See H. M. Cam, The Hundred and the Hundred Rolls (1930, repr. 1963); F. M. Stenton, Anglo-Saxon England (3d ed. 1971).



(German, Hundertschaft), a social and military organization among the ancient Germanic peoples during the period of transition from the primitive communal system to feudalism. The popular assembly of the hundred met under an elected hundred-leader and decided judicial, administrative, and other questions; the hundred was the basic unit of allotting troops among the Germanic tribes and tribal federations.

In continental Europe the hundred disappeared with the rise of feudalism. In England it gradually came under the authority of the king, in the person of the bailiff. The hundred endured until the late 19th century as an administrative-territorial unit with limited administrative and police functions. Several hundreds formed a shire.

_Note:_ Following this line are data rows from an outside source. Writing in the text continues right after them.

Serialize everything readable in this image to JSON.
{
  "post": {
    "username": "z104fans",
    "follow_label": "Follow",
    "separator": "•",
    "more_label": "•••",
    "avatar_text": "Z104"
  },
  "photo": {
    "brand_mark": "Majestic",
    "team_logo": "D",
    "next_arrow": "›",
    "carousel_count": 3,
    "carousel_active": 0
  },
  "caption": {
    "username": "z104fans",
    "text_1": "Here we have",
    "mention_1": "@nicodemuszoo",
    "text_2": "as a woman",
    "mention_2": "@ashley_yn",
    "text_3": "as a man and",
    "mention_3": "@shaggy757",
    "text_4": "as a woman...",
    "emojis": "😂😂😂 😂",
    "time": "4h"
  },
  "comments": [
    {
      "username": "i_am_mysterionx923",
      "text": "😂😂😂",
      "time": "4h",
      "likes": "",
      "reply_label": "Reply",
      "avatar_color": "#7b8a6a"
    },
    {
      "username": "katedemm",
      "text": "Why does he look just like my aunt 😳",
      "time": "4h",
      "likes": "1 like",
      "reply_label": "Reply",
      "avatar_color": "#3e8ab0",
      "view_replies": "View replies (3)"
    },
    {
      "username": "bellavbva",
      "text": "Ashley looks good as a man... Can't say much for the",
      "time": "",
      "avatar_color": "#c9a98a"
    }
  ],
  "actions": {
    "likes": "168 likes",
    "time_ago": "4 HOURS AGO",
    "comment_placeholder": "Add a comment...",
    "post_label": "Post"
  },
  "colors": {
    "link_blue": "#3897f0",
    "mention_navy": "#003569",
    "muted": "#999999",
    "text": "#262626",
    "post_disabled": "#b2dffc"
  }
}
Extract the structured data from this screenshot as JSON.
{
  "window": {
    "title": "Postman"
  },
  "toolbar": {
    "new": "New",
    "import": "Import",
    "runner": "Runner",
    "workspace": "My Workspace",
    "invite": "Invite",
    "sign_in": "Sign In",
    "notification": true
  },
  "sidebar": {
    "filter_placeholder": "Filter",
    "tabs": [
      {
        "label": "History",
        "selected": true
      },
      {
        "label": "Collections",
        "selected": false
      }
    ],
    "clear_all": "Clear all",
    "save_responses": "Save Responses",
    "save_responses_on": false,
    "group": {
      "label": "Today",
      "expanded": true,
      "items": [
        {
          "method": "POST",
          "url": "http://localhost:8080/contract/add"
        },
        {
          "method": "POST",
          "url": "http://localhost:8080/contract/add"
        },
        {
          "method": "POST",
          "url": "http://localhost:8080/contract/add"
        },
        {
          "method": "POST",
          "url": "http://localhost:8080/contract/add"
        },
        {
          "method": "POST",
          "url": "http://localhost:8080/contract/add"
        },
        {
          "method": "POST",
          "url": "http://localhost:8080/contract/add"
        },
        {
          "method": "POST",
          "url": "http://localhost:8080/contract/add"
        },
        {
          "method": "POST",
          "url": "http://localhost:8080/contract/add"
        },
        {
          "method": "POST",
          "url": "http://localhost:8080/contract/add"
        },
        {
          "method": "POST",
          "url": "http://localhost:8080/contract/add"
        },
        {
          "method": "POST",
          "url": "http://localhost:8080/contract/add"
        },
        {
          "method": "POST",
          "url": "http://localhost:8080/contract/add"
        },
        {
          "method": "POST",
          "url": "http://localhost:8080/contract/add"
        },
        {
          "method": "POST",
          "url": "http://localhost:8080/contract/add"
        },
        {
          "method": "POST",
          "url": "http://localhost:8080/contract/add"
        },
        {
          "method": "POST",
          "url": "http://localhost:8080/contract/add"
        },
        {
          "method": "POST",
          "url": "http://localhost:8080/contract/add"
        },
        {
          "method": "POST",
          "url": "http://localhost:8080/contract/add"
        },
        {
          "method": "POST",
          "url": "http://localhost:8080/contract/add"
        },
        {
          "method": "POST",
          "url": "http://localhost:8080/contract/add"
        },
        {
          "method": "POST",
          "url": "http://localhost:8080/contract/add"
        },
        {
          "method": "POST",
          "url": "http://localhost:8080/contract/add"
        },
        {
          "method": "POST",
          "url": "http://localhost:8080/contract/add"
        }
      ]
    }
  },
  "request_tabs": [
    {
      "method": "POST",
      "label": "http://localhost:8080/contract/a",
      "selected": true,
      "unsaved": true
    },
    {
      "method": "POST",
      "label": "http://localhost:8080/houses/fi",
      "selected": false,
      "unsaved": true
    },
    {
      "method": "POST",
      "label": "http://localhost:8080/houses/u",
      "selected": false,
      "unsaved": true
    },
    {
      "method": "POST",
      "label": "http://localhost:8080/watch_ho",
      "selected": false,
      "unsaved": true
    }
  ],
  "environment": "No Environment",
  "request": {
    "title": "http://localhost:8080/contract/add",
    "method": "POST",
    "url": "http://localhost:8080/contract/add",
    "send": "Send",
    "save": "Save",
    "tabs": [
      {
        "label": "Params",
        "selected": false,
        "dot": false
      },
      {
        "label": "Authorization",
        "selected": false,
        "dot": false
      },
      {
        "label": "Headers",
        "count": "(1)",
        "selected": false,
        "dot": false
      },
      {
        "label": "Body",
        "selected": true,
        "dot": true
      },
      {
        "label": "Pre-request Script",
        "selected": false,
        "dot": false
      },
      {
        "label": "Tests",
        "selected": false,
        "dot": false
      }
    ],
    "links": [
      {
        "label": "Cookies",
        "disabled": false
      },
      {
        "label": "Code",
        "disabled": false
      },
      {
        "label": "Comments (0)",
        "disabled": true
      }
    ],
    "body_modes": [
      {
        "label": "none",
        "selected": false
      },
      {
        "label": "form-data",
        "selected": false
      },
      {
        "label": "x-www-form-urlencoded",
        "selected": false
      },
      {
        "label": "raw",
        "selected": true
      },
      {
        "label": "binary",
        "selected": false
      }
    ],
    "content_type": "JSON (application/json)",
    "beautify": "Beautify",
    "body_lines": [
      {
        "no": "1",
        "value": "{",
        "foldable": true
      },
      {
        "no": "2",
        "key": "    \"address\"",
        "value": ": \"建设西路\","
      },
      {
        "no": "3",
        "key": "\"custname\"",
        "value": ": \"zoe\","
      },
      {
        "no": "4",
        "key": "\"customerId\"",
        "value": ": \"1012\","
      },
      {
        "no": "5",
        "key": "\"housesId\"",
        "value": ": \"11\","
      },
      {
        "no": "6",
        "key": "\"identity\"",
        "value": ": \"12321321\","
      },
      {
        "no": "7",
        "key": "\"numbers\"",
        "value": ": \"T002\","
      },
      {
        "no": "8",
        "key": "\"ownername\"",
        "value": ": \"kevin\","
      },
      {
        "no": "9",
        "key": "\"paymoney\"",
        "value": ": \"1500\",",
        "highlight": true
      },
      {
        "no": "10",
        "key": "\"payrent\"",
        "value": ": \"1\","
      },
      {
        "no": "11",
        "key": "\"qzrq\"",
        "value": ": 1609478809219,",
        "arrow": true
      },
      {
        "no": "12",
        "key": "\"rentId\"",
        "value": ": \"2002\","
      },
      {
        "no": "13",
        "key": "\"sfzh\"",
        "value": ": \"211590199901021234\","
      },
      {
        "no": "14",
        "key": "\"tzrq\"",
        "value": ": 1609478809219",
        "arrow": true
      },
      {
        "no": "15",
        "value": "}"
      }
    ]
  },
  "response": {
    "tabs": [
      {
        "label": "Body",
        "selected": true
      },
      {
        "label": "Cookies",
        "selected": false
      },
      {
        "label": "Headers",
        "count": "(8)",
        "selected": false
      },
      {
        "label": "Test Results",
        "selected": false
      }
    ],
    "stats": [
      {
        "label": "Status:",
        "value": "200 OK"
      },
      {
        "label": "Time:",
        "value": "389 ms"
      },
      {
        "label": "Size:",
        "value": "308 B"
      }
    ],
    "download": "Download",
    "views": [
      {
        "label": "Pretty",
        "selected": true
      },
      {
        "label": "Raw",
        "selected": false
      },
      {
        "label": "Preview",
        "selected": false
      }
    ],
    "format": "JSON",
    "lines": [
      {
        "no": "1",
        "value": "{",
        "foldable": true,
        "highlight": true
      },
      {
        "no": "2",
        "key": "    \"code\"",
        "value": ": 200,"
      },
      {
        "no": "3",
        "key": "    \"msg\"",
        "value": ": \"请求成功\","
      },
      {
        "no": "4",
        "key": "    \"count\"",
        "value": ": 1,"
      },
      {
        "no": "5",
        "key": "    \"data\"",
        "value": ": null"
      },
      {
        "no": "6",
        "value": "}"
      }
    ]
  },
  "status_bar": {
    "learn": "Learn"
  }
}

1. the cardinal number that is the product of ten and ten; five score
2. a numeral, 100, C, etc., representing this number
3. Maths the position containing a digit representing that number followed by two zeros
4. History an ancient division of a county in England, Ireland, and parts of the US
References in periodicals archive ?
The players are always giving one hundred per cent but sometimes it doesn't always go to plan.
Don't, if you can wait just a little longer, you will find one hundred per cent success instead of fifty.
You know, you'll get one hundred per cent commitment.
Local authorities will have up to one hundred per cent of the spend, as long as it is spent on affordable housing.
And on Friday he was proved one hundred per cent right.
Ynysybwl are the Second Division champions and Mountain Ash with a one hundred per cent record won Division 3.
One hundred per cent of the net proceeds will be given to the humanitarian aid agencies working in the area.
Jamie Ashby continued his one hundred per cent scoring record in the 125GP division of the Hel Performance Motostar British Championship.
They are one hundred per cent interested in themselves and those likely to vote for them next time around, utterly selfish and totally indifferent to all others.
And a wretched start proved him one hundred per cent correct.
I think it's a really good scheme and I'm backing it one hundred per cent.
The Plaid release, headlined Deputy First Minister gives best wishes to Welsh team, quoted Mr Jones: "The people of Wales are behind you one hundred per cent.